WHAT NEEDS TO BE DONE ->
Every record must be copied exactly, except that pictures are dropped.

DATA SHOWN ->
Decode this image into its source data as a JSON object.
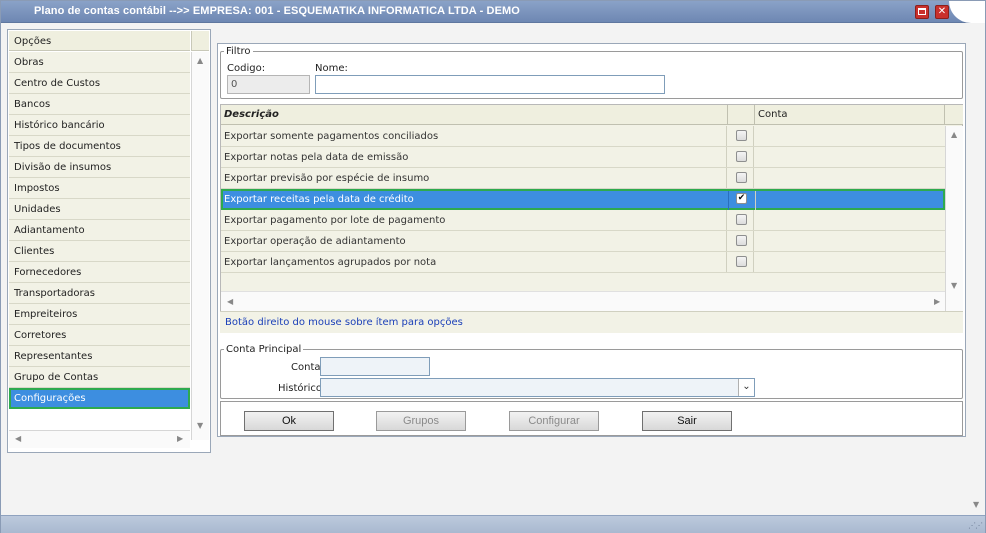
{
  "window": {
    "title": "Plano de contas contábil -->> EMPRESA: 001 - ESQUEMATIKA INFORMATICA LTDA - DEMO"
  },
  "options": {
    "header": "Opções",
    "items": [
      "Obras",
      "Centro de Custos",
      "Bancos",
      "Histórico bancário",
      "Tipos de documentos",
      "Divisão de insumos",
      "Impostos",
      "Unidades",
      "Adiantamento",
      "Clientes",
      "Fornecedores",
      "Transportadoras",
      "Empreiteiros",
      "Corretores",
      "Representantes",
      "Grupo de Contas",
      "Configurações"
    ],
    "selected": "Configurações"
  },
  "filtro": {
    "legend": "Filtro",
    "codigo_label": "Codigo:",
    "codigo_value": "0",
    "nome_label": "Nome:",
    "nome_value": ""
  },
  "grid": {
    "columns": [
      "Descrição",
      "",
      "Conta"
    ],
    "rows": [
      {
        "descricao": "Exportar somente pagamentos conciliados",
        "checked": false,
        "conta": ""
      },
      {
        "descricao": "Exportar notas pela data de emissão",
        "checked": false,
        "conta": ""
      },
      {
        "descricao": "Exportar previsão por espécie de insumo",
        "checked": false,
        "conta": ""
      },
      {
        "descricao": "Exportar receitas pela data de crédito",
        "checked": true,
        "conta": ""
      },
      {
        "descricao": "Exportar pagamento por lote de pagamento",
        "checked": false,
        "conta": ""
      },
      {
        "descricao": "Exportar operação de adiantamento",
        "checked": false,
        "conta": ""
      },
      {
        "descricao": "Exportar lançamentos agrupados por nota",
        "checked": false,
        "conta": ""
      }
    ],
    "selected_row": 3,
    "hint": "Botão direito do mouse sobre ítem para opções"
  },
  "conta_principal": {
    "legend": "Conta Principal",
    "conta_label": "Conta:",
    "conta_value": "",
    "historico_label": "Histórico:",
    "historico_value": ""
  },
  "buttons": {
    "ok": "Ok",
    "grupos": "Grupos",
    "configurar": "Configurar",
    "sair": "Sair"
  },
  "colors": {
    "selection": "#3d8ee0",
    "selection_outline": "#2eaa4e",
    "title_bar": "#7d96c0",
    "hint_text": "#1a3fb8"
  }
}
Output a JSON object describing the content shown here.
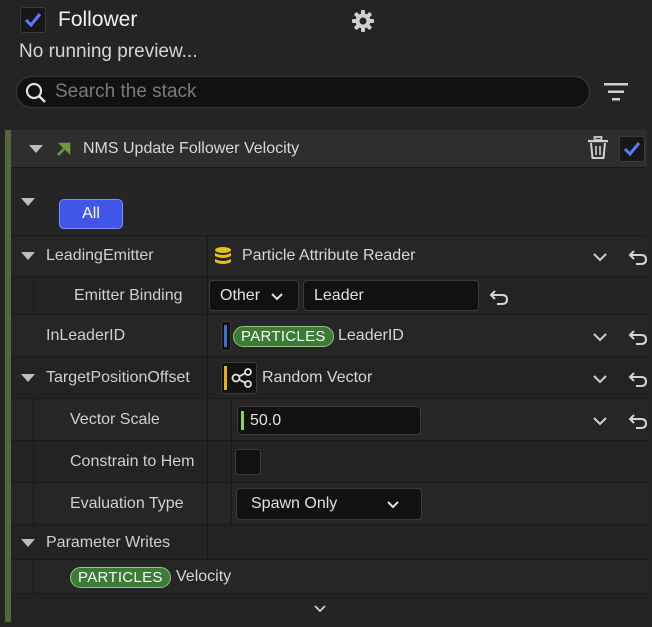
{
  "header": {
    "enabled": true,
    "title": "Follower",
    "subtitle": "No running preview...",
    "search_placeholder": "Search the stack"
  },
  "module": {
    "title": "NMS Update Follower Velocity",
    "enabled": true,
    "filter_label": "All",
    "accent_color": "#55663a",
    "filter_color": "#3f56e8"
  },
  "params": {
    "leading_emitter": {
      "label": "LeadingEmitter",
      "value": "Particle Attribute Reader"
    },
    "emitter_binding": {
      "label": "Emitter Binding",
      "mode": "Other",
      "value": "Leader"
    },
    "in_leader_id": {
      "label": "InLeaderID",
      "namespace": "PARTICLES",
      "value": "LeaderID"
    },
    "target_position_offset": {
      "label": "TargetPositionOffset",
      "value": "Random Vector"
    },
    "vector_scale": {
      "label": "Vector Scale",
      "value": "50.0"
    },
    "constrain": {
      "label": "Constrain to Hem",
      "checked": false
    },
    "evaluation_type": {
      "label": "Evaluation Type",
      "value": "Spawn Only"
    },
    "parameter_writes": {
      "label": "Parameter Writes"
    },
    "velocity": {
      "namespace": "PARTICLES",
      "value": "Velocity"
    }
  }
}
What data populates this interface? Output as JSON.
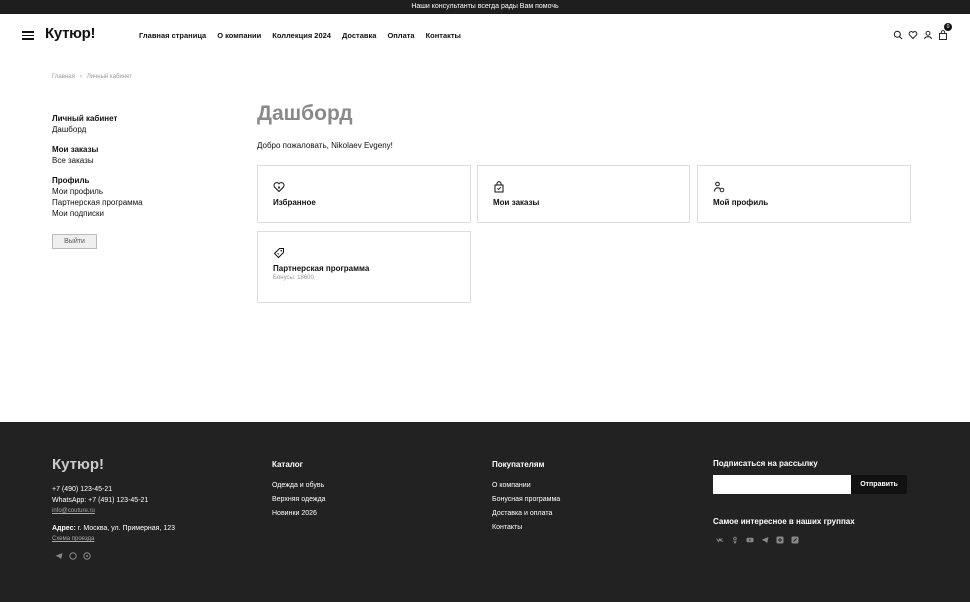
{
  "topbar": {
    "text": "Наши консультанты всегда рады Вам помочь"
  },
  "header": {
    "logo": "Кутюр!",
    "nav": [
      "Главная страница",
      "О компании",
      "Коллекция 2024",
      "Доставка",
      "Оплата",
      "Контакты"
    ],
    "icons": [
      "search-icon",
      "heart-icon",
      "user-icon",
      "cart-icon"
    ],
    "cart_count": "0"
  },
  "breadcrumb": {
    "home": "Главная",
    "current": "Личный кабинет"
  },
  "sidebar": {
    "groups": [
      {
        "title": "Личный кабинет",
        "items": [
          "Дашборд"
        ]
      },
      {
        "title": "Мои заказы",
        "items": [
          "Все заказы"
        ]
      },
      {
        "title": "Профиль",
        "items": [
          "Мои профиль",
          "Партнерская программа",
          "Мои подписки"
        ]
      }
    ],
    "logout": "Выйти"
  },
  "main": {
    "title": "Дашборд",
    "welcome": "Добро пожаловать, Nikolaev Evgeny!",
    "cards": [
      {
        "icon": "heart-icon",
        "title": "Избранное",
        "subtitle": ""
      },
      {
        "icon": "bag-icon",
        "title": "Мои заказы",
        "subtitle": ""
      },
      {
        "icon": "profile-icon",
        "title": "Мой профиль",
        "subtitle": ""
      },
      {
        "icon": "tag-icon",
        "title": "Партнерская программа",
        "subtitle": "Бонусы: 18600"
      }
    ]
  },
  "footer": {
    "logo": "Кутюр!",
    "phone": "+7 (490) 123-45-21",
    "whatsapp": "WhatsApp: +7 (491) 123-45-21",
    "email": "info@couture.ru",
    "address_label": "Адрес:",
    "address": "г. Москва, ул. Примерная, 123",
    "route": "Схема проезда",
    "catalog": {
      "title": "Каталог",
      "items": [
        "Одежда и обувь",
        "Верхняя одежда",
        "Новинки 2026"
      ]
    },
    "buyers": {
      "title": "Покупателям",
      "items": [
        "О компании",
        "Бонусная программа",
        "Доставка и оплата",
        "Контакты"
      ]
    },
    "subscribe": {
      "title": "Подписаться на рассылку",
      "button": "Отправить",
      "placeholder": ""
    },
    "groups_title": "Самое интересное в наших группах"
  },
  "colors": {
    "dark": "#1e1e1e",
    "footer_bg": "#222222",
    "title_gray": "#8a8a8a"
  }
}
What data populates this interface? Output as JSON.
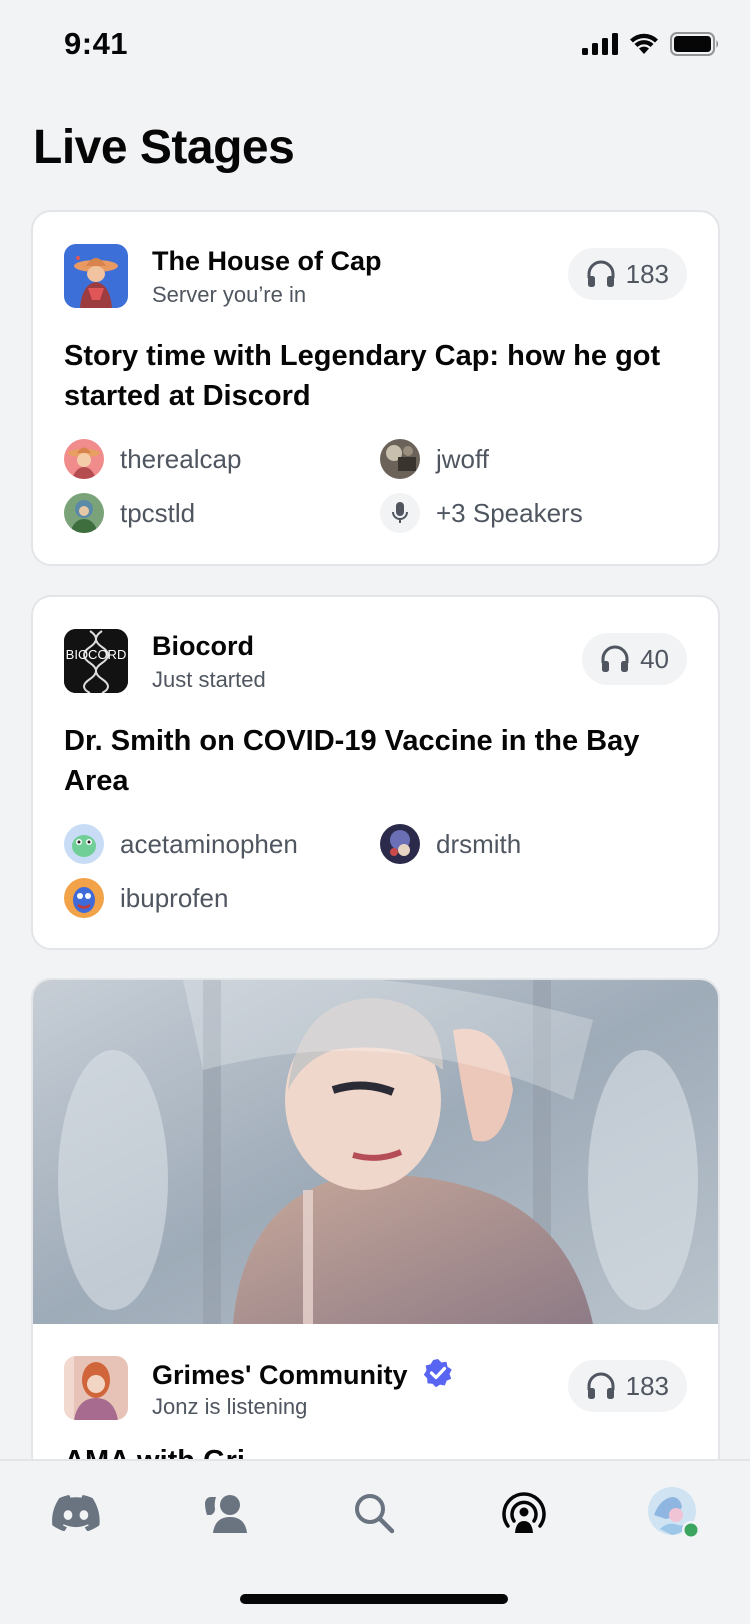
{
  "status_bar": {
    "time": "9:41"
  },
  "page": {
    "title": "Live Stages"
  },
  "stages": [
    {
      "server_name": "The House of Cap",
      "server_subtitle": "Server you’re in",
      "listeners": "183",
      "title": "Story time with Legendary Cap: how he got started at Discord",
      "speakers": [
        {
          "name": "therealcap"
        },
        {
          "name": "jwoff"
        },
        {
          "name": "tpcstld"
        },
        {
          "name": "+3 Speakers"
        }
      ]
    },
    {
      "server_name": "Biocord",
      "server_subtitle": "Just started",
      "server_icon_text": "BIOCORD",
      "listeners": "40",
      "title": "Dr. Smith on COVID-19 Vaccine in the Bay Area",
      "speakers": [
        {
          "name": "acetaminophen"
        },
        {
          "name": "drsmith"
        },
        {
          "name": "ibuprofen"
        }
      ]
    },
    {
      "server_name": "Grimes' Community",
      "server_subtitle": "Jonz is listening",
      "listeners": "183",
      "title": "AMA with Gri..."
    }
  ],
  "tab_bar": {
    "items": [
      {
        "icon": "discord-icon"
      },
      {
        "icon": "friends-icon"
      },
      {
        "icon": "search-icon"
      },
      {
        "icon": "live-stage-icon"
      },
      {
        "icon": "profile-avatar"
      }
    ]
  },
  "colors": {
    "background": "#f2f3f5",
    "card": "#ffffff",
    "text_primary": "#060607",
    "text_secondary": "#4f5660",
    "verified": "#5865f2",
    "online": "#3ba55d"
  }
}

OUTPUT BELOW ->
Decode this image into its source data as a JSON object.
{
  "window": {
    "title": "Plano de contas contábil -->> EMPRESA: 001 - ESQUEMATIKA INFORMATICA LTDA - DEMO"
  },
  "options": {
    "header": "Opções",
    "items": [
      "Obras",
      "Centro de Custos",
      "Bancos",
      "Histórico bancário",
      "Tipos de documentos",
      "Divisão de insumos",
      "Impostos",
      "Unidades",
      "Adiantamento",
      "Clientes",
      "Fornecedores",
      "Transportadoras",
      "Empreiteiros",
      "Corretores",
      "Representantes",
      "Grupo de Contas",
      "Configurações"
    ],
    "selected": "Configurações"
  },
  "filtro": {
    "legend": "Filtro",
    "codigo_label": "Codigo:",
    "codigo_value": "0",
    "nome_label": "Nome:",
    "nome_value": ""
  },
  "grid": {
    "columns": [
      "Descrição",
      "",
      "Conta"
    ],
    "rows": [
      {
        "descricao": "Exportar somente pagamentos conciliados",
        "checked": false,
        "conta": ""
      },
      {
        "descricao": "Exportar notas pela data de emissão",
        "checked": false,
        "conta": ""
      },
      {
        "descricao": "Exportar previsão por espécie de insumo",
        "checked": false,
        "conta": ""
      },
      {
        "descricao": "Exportar receitas pela data de crédito",
        "checked": true,
        "conta": ""
      },
      {
        "descricao": "Exportar pagamento por lote de pagamento",
        "checked": false,
        "conta": ""
      },
      {
        "descricao": "Exportar operação de adiantamento",
        "checked": false,
        "conta": ""
      },
      {
        "descricao": "Exportar lançamentos agrupados por nota",
        "checked": false,
        "conta": ""
      }
    ],
    "selected_row": 3,
    "hint": "Botão direito do mouse sobre ítem para opções"
  },
  "conta_principal": {
    "legend": "Conta Principal",
    "conta_label": "Conta:",
    "conta_value": "",
    "historico_label": "Histórico:",
    "historico_value": ""
  },
  "buttons": {
    "ok": "Ok",
    "grupos": "Grupos",
    "configurar": "Configurar",
    "sair": "Sair"
  },
  "colors": {
    "selection": "#3d8ee0",
    "selection_outline": "#2eaa4e",
    "title_bar": "#7d96c0",
    "hint_text": "#1a3fb8"
  }
}
Output a JSON object describing the content shown here.
{
  "header": {
    "enabled": true,
    "title": "Follower",
    "subtitle": "No running preview...",
    "search_placeholder": "Search the stack"
  },
  "module": {
    "title": "NMS Update Follower Velocity",
    "enabled": true,
    "filter_label": "All",
    "accent_color": "#55663a",
    "filter_color": "#3f56e8"
  },
  "params": {
    "leading_emitter": {
      "label": "LeadingEmitter",
      "value": "Particle Attribute Reader"
    },
    "emitter_binding": {
      "label": "Emitter Binding",
      "mode": "Other",
      "value": "Leader"
    },
    "in_leader_id": {
      "label": "InLeaderID",
      "namespace": "PARTICLES",
      "value": "LeaderID"
    },
    "target_position_offset": {
      "label": "TargetPositionOffset",
      "value": "Random Vector"
    },
    "vector_scale": {
      "label": "Vector Scale",
      "value": "50.0"
    },
    "constrain": {
      "label": "Constrain to Hem",
      "checked": false
    },
    "evaluation_type": {
      "label": "Evaluation Type",
      "value": "Spawn Only"
    },
    "parameter_writes": {
      "label": "Parameter Writes"
    },
    "velocity": {
      "namespace": "PARTICLES",
      "value": "Velocity"
    }
  }
}
What data populates this interface? Output as JSON.
{
  "topbar": {
    "text": "Наши консультанты всегда рады Вам помочь"
  },
  "header": {
    "logo": "Кутюр!",
    "nav": [
      "Главная страница",
      "О компании",
      "Коллекция 2024",
      "Доставка",
      "Оплата",
      "Контакты"
    ],
    "icons": [
      "search-icon",
      "heart-icon",
      "user-icon",
      "cart-icon"
    ],
    "cart_count": "0"
  },
  "breadcrumb": {
    "home": "Главная",
    "current": "Личный кабинет"
  },
  "sidebar": {
    "groups": [
      {
        "title": "Личный кабинет",
        "items": [
          "Дашборд"
        ]
      },
      {
        "title": "Мои заказы",
        "items": [
          "Все заказы"
        ]
      },
      {
        "title": "Профиль",
        "items": [
          "Мои профиль",
          "Партнерская программа",
          "Мои подписки"
        ]
      }
    ],
    "logout": "Выйти"
  },
  "main": {
    "title": "Дашборд",
    "welcome": "Добро пожаловать, Nikolaev Evgeny!",
    "cards": [
      {
        "icon": "heart-icon",
        "title": "Избранное",
        "subtitle": ""
      },
      {
        "icon": "bag-icon",
        "title": "Мои заказы",
        "subtitle": ""
      },
      {
        "icon": "profile-icon",
        "title": "Мой профиль",
        "subtitle": ""
      },
      {
        "icon": "tag-icon",
        "title": "Партнерская программа",
        "subtitle": "Бонусы: 18600"
      }
    ]
  },
  "footer": {
    "logo": "Кутюр!",
    "phone": "+7 (490) 123-45-21",
    "whatsapp": "WhatsApp: +7 (491) 123-45-21",
    "email": "info@couture.ru",
    "address_label": "Адрес:",
    "address": "г. Москва, ул. Примерная, 123",
    "route": "Схема проезда",
    "catalog": {
      "title": "Каталог",
      "items": [
        "Одежда и обувь",
        "Верхняя одежда",
        "Новинки 2026"
      ]
    },
    "buyers": {
      "title": "Покупателям",
      "items": [
        "О компании",
        "Бонусная программа",
        "Доставка и оплата",
        "Контакты"
      ]
    },
    "subscribe": {
      "title": "Подписаться на рассылку",
      "button": "Отправить",
      "placeholder": ""
    },
    "groups_title": "Самое интересное в наших группах"
  },
  "colors": {
    "dark": "#1e1e1e",
    "footer_bg": "#222222",
    "title_gray": "#8a8a8a"
  }
}
What data populates this interface? Output as JSON.
{
  "status_bar": {
    "time": "9:41"
  },
  "page": {
    "title": "Live Stages"
  },
  "stages": [
    {
      "server_name": "The House of Cap",
      "server_subtitle": "Server you’re in",
      "listeners": "183",
      "title": "Story time with Legendary Cap: how he got started at Discord",
      "speakers": [
        {
          "name": "therealcap"
        },
        {
          "name": "jwoff"
        },
        {
          "name": "tpcstld"
        },
        {
          "name": "+3 Speakers"
        }
      ]
    },
    {
      "server_name": "Biocord",
      "server_subtitle": "Just started",
      "server_icon_text": "BIOCORD",
      "listeners": "40",
      "title": "Dr. Smith on COVID-19 Vaccine in the Bay Area",
      "speakers": [
        {
          "name": "acetaminophen"
        },
        {
          "name": "drsmith"
        },
        {
          "name": "ibuprofen"
        }
      ]
    },
    {
      "server_name": "Grimes' Community",
      "server_subtitle": "Jonz is listening",
      "listeners": "183",
      "title": "AMA with Gri..."
    }
  ],
  "tab_bar": {
    "items": [
      {
        "icon": "discord-icon"
      },
      {
        "icon": "friends-icon"
      },
      {
        "icon": "search-icon"
      },
      {
        "icon": "live-stage-icon"
      },
      {
        "icon": "profile-avatar"
      }
    ]
  },
  "colors": {
    "background": "#f2f3f5",
    "card": "#ffffff",
    "text_primary": "#060607",
    "text_secondary": "#4f5660",
    "verified": "#5865f2",
    "online": "#3ba55d"
  }
}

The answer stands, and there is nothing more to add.